__Work item__
Could you filter the material and copy every line where the word "SOLIDWORKS" occurs?

__Dataset extract__
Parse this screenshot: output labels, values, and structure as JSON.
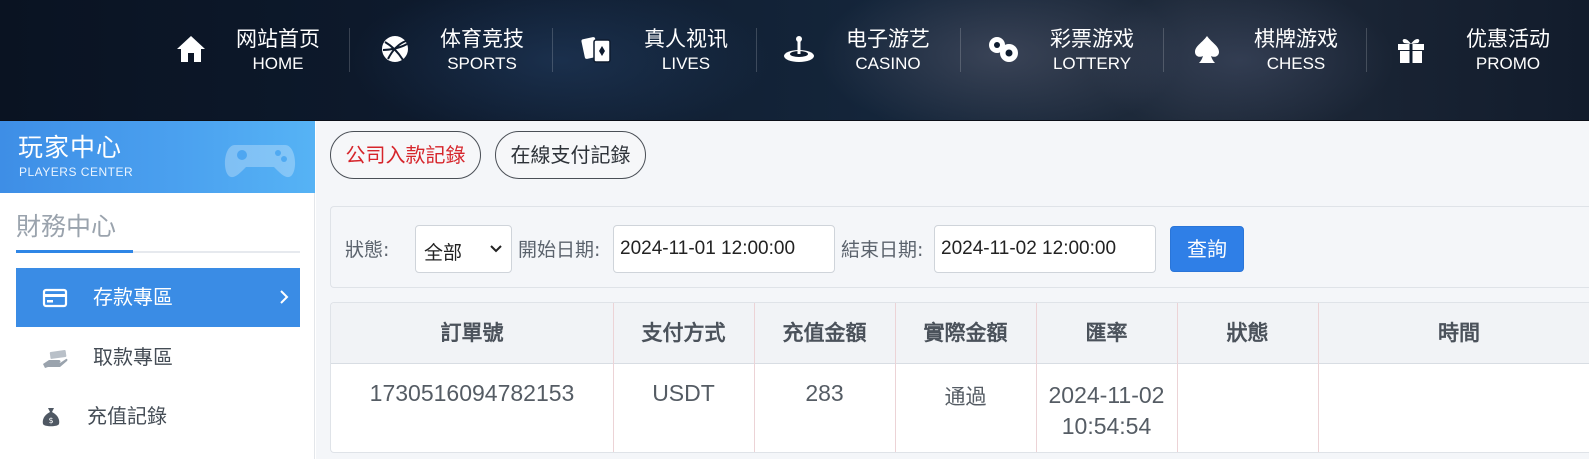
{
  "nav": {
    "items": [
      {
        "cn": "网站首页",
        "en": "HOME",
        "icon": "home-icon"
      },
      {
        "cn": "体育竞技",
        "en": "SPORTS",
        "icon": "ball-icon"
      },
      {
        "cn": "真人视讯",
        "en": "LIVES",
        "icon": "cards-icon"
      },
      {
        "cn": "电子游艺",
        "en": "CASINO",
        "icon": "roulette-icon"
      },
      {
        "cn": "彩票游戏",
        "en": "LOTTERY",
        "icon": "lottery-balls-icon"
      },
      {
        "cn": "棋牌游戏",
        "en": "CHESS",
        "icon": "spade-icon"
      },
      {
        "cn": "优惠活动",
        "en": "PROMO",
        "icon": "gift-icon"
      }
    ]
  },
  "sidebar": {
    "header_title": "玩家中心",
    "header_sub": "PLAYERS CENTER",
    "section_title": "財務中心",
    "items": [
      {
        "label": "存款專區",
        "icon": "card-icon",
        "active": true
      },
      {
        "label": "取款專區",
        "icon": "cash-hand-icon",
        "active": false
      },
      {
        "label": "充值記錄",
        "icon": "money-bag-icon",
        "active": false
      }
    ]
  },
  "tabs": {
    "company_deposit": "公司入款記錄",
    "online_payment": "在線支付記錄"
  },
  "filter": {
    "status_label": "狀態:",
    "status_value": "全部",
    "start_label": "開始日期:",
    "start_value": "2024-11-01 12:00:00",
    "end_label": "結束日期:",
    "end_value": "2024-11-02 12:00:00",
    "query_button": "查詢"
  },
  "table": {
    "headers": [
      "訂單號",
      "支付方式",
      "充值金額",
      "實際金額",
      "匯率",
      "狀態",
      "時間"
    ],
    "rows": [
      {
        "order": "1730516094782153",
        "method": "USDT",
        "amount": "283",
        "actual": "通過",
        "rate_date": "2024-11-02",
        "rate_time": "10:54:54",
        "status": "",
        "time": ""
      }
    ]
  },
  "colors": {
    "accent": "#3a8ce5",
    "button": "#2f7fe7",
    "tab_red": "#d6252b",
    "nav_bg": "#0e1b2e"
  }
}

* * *

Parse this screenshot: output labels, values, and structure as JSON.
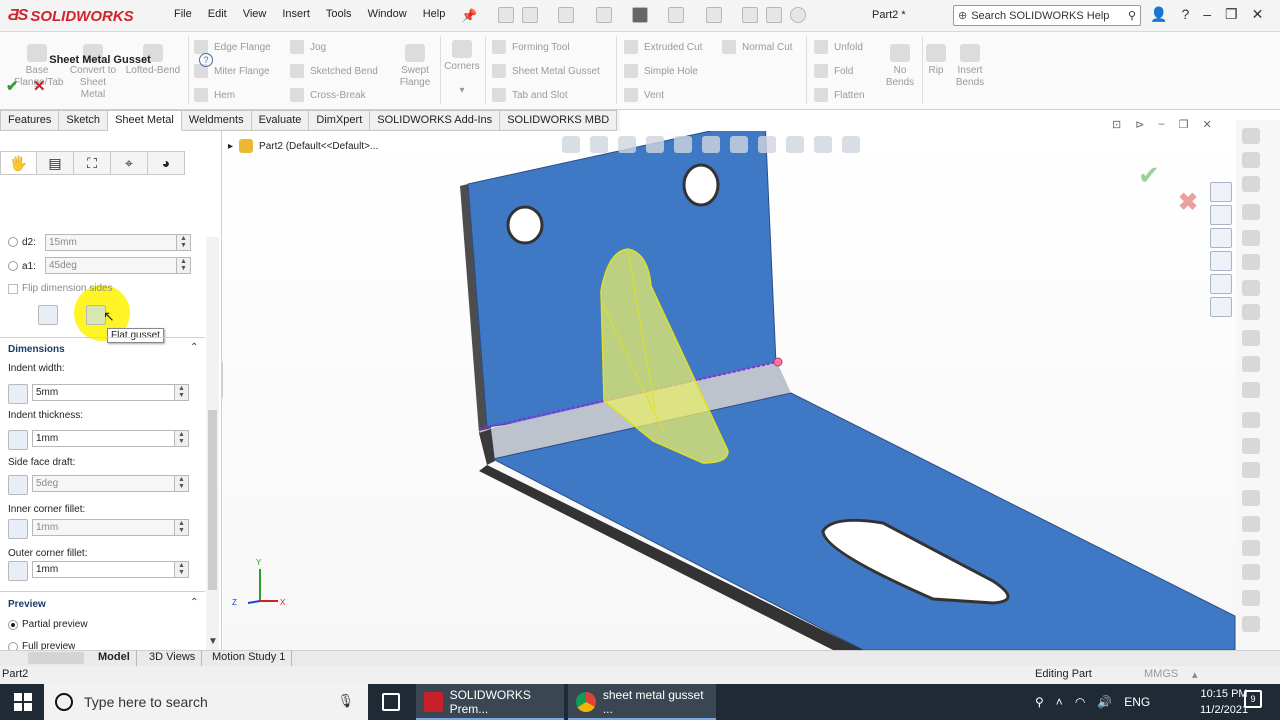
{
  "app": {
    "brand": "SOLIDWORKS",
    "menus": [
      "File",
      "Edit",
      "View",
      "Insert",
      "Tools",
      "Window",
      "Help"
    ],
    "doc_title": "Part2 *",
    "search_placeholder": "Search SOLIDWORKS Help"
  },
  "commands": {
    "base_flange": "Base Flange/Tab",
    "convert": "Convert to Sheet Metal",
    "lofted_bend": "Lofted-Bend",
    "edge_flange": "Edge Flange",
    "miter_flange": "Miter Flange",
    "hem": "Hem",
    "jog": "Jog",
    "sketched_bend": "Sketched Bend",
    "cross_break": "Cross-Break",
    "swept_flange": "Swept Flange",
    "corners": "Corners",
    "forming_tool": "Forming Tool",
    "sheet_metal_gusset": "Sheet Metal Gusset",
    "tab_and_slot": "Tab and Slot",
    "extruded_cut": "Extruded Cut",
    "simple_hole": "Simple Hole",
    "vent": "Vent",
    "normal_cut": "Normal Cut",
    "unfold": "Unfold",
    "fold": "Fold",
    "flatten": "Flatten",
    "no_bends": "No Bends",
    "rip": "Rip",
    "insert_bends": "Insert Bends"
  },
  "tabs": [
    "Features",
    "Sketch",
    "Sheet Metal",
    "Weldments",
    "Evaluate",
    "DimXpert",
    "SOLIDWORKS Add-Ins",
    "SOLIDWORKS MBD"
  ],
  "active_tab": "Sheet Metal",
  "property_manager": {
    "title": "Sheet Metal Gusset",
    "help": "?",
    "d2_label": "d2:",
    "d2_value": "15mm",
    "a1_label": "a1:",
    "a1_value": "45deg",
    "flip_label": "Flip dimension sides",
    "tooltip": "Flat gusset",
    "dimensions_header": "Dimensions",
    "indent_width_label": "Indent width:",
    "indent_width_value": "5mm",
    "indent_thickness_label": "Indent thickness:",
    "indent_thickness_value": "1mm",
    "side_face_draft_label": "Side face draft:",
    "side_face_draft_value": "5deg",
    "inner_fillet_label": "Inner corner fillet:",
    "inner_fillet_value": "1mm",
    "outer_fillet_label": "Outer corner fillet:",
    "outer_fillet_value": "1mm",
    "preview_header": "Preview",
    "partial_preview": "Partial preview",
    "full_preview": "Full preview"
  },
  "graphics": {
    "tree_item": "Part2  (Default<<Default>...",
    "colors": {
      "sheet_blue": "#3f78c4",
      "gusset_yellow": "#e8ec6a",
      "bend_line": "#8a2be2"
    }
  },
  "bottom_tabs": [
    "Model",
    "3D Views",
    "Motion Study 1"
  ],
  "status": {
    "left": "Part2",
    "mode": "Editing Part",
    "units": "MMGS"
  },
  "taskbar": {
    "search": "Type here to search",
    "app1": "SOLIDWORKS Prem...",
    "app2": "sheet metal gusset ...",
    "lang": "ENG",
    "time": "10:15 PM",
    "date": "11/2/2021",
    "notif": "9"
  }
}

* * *

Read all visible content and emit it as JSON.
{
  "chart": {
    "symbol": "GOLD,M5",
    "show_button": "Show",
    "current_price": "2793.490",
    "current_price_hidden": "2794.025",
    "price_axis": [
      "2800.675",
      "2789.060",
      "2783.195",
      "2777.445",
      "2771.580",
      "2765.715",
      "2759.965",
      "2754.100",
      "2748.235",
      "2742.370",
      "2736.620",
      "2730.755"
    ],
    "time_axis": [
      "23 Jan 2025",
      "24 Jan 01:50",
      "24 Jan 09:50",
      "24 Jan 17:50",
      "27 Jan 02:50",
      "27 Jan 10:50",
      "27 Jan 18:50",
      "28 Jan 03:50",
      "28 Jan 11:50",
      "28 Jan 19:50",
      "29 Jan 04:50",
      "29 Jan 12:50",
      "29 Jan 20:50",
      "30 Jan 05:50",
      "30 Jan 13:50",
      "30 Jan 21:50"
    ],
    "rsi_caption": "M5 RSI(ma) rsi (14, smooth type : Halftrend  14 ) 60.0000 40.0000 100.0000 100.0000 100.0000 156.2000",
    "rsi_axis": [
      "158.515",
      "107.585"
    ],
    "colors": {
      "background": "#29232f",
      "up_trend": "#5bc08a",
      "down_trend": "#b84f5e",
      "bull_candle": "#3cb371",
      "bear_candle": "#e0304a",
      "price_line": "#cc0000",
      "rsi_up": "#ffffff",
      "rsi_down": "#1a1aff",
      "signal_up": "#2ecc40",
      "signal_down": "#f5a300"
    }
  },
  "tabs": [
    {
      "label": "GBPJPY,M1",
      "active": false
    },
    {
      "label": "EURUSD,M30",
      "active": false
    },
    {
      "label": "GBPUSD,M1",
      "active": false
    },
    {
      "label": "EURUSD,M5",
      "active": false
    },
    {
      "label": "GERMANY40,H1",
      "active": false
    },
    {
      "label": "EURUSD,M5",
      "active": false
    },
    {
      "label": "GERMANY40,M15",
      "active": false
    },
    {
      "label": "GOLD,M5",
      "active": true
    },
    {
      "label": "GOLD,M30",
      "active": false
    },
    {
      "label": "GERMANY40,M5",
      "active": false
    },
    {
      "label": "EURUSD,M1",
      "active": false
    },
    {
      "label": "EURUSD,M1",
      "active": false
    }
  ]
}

__Exercise solution__
    "brand": "SOLIDWORKS",
    "search_placeholder": "Search SOLIDWORKS Help"
    "SOLIDWORKS Add-Ins",
    "SOLIDWORKS MBD"
    "app1": "SOLIDWORKS Prem...",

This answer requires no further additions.